┏━━

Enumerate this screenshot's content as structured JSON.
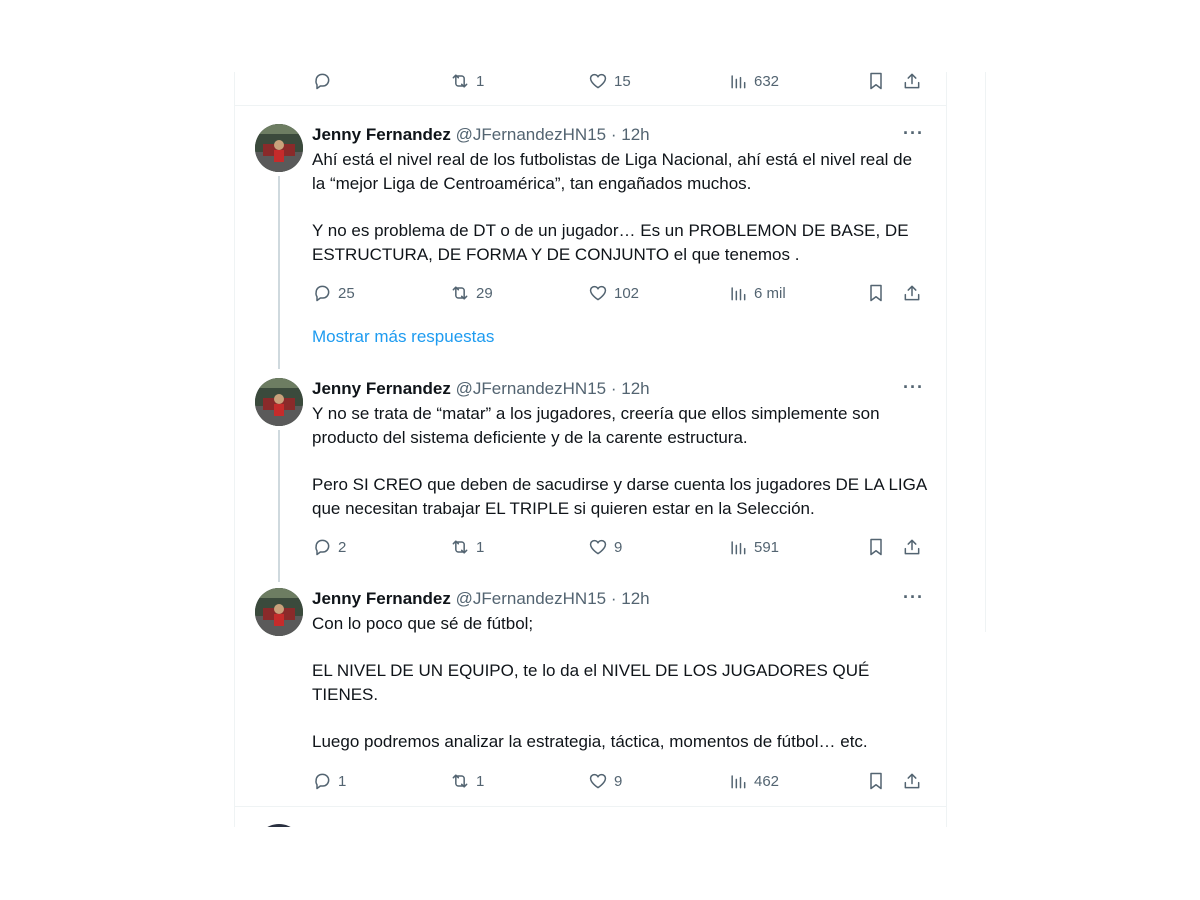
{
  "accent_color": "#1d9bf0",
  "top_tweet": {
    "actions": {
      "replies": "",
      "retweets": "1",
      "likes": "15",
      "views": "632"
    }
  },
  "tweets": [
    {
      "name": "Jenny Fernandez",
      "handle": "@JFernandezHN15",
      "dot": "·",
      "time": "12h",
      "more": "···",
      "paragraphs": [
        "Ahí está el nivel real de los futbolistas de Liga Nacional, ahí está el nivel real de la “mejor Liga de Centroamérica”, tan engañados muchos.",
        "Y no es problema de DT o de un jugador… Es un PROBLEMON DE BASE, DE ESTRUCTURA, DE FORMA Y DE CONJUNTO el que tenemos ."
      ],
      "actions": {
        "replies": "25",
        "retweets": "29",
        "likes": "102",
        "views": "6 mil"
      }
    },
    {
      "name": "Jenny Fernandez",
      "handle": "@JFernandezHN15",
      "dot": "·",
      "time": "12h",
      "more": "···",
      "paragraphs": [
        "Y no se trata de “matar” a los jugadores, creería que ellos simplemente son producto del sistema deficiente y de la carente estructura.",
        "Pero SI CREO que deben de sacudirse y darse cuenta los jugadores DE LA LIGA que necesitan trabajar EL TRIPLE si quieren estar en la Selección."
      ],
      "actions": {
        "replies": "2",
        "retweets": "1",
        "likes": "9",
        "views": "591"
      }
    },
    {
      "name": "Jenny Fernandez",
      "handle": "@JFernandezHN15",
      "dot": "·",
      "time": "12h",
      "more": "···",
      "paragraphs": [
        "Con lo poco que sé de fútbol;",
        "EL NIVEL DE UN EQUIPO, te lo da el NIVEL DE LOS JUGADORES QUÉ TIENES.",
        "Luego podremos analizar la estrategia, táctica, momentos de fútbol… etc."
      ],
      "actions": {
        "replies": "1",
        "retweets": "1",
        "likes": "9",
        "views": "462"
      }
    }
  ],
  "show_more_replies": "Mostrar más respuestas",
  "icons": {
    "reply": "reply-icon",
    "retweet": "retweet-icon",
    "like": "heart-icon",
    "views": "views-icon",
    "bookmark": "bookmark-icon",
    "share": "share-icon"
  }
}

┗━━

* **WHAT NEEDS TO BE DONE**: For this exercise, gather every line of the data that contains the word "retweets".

* **EXERCISE SOLUTION**:
      "retweets": "1",
        "retweets": "29",
        "retweets": "1",
        "retweets": "1",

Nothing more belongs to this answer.